JASON BEAUBIEN, BYLINE: In her first major address on the Zika outbreak, the head of the World Health Organization, Margaret Chan, said the mosquito-borne virus has gone from being a mild threat to one of alarming proportions. Chan today said the world needs answers about the outbreak quickly.

(SOUNDBITE OF ARCHIVED RECORDING)

MARGARET CHAN: I have asked the emergency committee to reconvene on Monday so that, you know, the world's scientists come together, working with the countries who are reporting outbreaks like Brazil and others. Then we look at the evidence.

BEAUBIEN: The big question that still hasn't been definitively proven is whether the sharp rise in birth defects in Brazil is a direct result of the Zika outbreak. The first report of Zika in the Americas was in Brazil in May of 2015. A few month later, doctors in Brazil started to see hundreds of babies being born with smaller-than-normal heads and underdeveloped brains. Scientists say the timing of this strongly suggests that the virus was involved.

Since then, Zika has spread rapidly to 22 countries in this hemisphere, including 31 cases imported into the U.S. All of the reported cases of birth defects, however, have come from Brazil. Most Zika infections only have mild flu symptoms if they have any symptoms at all. WHO officials say there may be some complicating factor in Brazil, like being infected with dengue at the same time, that's causing this surge in birth defects.

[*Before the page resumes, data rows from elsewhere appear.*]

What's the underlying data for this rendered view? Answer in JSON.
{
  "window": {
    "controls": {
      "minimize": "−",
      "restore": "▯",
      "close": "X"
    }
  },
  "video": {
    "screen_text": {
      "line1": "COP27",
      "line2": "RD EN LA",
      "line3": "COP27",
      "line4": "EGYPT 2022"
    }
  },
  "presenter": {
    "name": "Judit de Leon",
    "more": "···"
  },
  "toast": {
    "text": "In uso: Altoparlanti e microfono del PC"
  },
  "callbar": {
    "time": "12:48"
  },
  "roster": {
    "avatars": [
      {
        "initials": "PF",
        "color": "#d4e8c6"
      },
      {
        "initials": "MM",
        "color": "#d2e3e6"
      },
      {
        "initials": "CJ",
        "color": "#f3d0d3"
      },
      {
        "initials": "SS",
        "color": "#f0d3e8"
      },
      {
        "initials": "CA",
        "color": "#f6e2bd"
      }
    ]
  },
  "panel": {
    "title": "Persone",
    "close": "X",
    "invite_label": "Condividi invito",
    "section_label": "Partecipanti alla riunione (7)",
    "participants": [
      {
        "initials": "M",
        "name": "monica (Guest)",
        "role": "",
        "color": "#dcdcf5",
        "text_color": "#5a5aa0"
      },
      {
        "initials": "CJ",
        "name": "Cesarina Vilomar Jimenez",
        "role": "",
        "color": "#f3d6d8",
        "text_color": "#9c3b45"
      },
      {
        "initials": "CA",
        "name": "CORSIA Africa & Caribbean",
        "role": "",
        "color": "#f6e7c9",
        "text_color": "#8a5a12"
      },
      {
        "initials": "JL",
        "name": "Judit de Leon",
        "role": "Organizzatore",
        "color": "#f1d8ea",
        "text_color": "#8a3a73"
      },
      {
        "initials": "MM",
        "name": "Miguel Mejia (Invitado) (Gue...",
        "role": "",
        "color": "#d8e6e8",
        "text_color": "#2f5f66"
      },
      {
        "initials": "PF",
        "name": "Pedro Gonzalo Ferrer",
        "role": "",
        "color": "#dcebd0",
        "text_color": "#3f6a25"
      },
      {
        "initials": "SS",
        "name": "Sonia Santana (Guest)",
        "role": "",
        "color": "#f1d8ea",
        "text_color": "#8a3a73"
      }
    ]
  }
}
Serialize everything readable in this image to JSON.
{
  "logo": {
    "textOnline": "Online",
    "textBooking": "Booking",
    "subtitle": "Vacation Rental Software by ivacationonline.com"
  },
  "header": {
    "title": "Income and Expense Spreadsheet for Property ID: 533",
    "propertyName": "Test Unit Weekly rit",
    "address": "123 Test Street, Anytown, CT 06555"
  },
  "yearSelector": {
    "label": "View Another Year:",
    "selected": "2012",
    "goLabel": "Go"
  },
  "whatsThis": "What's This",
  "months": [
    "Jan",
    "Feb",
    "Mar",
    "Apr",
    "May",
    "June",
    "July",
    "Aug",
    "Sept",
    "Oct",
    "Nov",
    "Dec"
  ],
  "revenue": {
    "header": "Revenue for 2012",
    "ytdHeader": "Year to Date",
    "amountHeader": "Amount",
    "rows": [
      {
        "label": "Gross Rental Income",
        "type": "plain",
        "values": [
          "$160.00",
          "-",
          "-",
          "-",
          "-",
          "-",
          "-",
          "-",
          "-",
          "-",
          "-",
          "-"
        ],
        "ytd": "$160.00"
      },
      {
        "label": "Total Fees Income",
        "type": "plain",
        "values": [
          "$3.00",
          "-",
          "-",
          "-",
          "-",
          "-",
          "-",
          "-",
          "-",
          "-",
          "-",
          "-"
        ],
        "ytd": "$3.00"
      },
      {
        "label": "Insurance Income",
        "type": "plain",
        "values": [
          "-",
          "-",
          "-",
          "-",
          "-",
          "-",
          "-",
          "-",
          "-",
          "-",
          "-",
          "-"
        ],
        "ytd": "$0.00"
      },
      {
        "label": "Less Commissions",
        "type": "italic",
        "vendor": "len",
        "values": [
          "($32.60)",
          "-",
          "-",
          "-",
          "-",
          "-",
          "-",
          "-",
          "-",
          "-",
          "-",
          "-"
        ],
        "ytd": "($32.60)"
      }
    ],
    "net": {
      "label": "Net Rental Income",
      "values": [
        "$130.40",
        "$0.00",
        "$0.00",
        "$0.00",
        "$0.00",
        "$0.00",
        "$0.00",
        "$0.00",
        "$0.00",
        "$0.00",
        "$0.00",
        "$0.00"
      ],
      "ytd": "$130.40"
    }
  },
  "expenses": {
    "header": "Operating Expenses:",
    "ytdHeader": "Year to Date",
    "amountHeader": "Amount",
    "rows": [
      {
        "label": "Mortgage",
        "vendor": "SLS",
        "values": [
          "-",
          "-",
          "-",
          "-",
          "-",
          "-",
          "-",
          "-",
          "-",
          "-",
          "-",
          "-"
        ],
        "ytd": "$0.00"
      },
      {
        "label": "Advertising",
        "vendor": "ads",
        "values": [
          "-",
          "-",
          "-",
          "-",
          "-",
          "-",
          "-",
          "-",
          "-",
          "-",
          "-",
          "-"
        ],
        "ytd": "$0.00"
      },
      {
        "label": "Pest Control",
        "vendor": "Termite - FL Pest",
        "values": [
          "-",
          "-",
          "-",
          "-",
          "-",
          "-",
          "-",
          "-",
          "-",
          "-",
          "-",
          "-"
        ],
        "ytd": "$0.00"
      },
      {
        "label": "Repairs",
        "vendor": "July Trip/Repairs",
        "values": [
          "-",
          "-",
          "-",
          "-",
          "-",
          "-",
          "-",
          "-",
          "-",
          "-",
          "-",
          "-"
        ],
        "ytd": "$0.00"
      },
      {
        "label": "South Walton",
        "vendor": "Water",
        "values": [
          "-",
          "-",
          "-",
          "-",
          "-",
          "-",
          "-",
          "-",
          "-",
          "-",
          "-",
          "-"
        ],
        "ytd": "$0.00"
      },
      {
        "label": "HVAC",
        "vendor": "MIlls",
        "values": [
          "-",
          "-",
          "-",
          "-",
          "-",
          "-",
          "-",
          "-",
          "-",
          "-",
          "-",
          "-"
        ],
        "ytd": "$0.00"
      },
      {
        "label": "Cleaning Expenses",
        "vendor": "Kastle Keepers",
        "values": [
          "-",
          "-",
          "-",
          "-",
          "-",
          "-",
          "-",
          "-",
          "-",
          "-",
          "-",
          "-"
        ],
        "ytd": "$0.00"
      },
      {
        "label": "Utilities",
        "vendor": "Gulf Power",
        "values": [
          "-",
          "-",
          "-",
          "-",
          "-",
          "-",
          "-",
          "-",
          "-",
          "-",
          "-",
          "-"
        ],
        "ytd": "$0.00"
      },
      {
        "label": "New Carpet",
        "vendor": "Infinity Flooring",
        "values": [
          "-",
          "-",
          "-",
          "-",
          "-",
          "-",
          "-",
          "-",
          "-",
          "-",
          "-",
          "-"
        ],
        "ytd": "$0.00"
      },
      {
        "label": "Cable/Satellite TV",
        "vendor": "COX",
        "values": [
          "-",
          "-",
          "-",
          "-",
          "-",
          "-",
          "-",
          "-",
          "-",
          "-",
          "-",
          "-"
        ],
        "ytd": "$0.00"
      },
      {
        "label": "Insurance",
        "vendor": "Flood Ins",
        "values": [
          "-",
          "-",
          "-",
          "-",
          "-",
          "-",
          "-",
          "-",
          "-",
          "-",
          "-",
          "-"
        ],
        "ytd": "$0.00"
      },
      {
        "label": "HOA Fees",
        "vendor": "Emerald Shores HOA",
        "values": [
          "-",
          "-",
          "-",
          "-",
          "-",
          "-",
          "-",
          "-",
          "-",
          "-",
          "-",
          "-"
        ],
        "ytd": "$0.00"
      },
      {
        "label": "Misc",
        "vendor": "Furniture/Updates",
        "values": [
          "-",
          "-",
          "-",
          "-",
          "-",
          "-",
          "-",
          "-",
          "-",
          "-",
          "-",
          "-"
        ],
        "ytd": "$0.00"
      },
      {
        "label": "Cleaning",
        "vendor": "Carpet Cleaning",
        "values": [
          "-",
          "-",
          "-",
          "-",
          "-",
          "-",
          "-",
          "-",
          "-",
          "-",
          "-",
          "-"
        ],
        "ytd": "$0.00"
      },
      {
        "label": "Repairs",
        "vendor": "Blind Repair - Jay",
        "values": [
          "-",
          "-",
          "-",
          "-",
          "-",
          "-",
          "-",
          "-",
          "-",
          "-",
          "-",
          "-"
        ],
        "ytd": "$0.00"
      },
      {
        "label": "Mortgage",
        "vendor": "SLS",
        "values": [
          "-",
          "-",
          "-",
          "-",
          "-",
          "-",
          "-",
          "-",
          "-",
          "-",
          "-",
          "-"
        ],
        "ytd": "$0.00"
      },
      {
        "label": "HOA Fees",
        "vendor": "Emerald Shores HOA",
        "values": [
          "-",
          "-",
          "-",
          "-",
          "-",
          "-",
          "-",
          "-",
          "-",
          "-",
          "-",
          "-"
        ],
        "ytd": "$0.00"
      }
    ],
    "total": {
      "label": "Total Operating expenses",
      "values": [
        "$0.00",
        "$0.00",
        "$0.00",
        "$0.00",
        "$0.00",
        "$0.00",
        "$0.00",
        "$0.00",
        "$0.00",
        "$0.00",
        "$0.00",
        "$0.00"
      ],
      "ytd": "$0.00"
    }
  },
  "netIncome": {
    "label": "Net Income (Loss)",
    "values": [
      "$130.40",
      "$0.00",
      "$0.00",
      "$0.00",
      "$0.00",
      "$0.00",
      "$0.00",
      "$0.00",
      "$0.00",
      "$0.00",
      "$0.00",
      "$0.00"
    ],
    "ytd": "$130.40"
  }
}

The one thing WHO officials are expressing with certainty is that this outbreak is moving fast.

(SOUNDBITE OF ARCHIVED RECORDING)

SYLVAIN ALDIGHIERI: Definitely the Zika virus in the American region is circulating with very high intensity at this moment.

BEAUBIEN: Dr. Sylvain Aldighieri is with the WHO's Epidemic Alert and Response Unit. He predicts that over the next 12 months, there will be 3 to 4 million Zika infections in this hemisphere possibly spread from the Southern United States to Northern Argentina. He's basing this on the geographical distribution of this dengue, which is transmitted by the same mosquitoes as Zika. Aldighieri says countries in other parts of the world that have had large dengue outbreaks, including India and China, should also be on the lookout for Zika. Jason Beaubien, NPR News.

Copyright © 2016 NPR. All rights reserved. Visit our website terms of use and permissions pages at www.npr.org for further information.

NPR transcripts are created on a rush deadline by Verb8tm, Inc., an NPR contractor, and produced using a proprietary transcription process developed with NPR. This text may not be in its final form and may be updated or revised in the future. Accuracy and availability may vary. The authoritative record of NPR’s programming is the audio record.

Comments

 

Please keep your community civil. All comments must follow the NPR.org Community rules and terms of use, and will be moderated prior to posting. NPR reserves the right to use the comments we receive, in whole or in part, and to use the commenter's name and location, in any medium. See also the Terms of Use, Privacy Policy and Community FAQ.